Dataset extract.

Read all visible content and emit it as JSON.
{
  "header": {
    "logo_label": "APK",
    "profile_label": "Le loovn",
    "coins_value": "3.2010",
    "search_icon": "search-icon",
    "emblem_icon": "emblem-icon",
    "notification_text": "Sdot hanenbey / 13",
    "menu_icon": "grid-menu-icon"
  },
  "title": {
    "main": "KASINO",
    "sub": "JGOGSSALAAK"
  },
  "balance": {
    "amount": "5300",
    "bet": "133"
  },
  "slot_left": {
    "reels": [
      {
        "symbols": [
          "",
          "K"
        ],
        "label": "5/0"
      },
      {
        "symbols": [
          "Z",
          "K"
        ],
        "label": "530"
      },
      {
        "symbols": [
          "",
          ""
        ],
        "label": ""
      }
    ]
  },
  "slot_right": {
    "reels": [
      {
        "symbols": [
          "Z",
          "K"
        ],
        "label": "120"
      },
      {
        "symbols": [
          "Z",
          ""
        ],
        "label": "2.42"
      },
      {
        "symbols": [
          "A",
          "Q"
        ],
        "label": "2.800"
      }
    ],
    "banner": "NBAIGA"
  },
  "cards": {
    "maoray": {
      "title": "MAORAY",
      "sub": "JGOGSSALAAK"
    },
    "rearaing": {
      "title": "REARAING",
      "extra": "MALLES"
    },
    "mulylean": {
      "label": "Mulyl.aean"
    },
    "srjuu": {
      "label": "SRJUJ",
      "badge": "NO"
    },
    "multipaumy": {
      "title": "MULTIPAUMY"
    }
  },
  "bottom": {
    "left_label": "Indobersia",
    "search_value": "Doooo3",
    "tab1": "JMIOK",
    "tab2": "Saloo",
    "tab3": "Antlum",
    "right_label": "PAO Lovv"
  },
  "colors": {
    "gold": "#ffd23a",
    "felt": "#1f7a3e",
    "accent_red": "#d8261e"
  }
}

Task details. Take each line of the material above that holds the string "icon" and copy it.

Exercise response.
    "search_icon": "search-icon",
    "emblem_icon": "emblem-icon",
    "menu_icon": "grid-menu-icon"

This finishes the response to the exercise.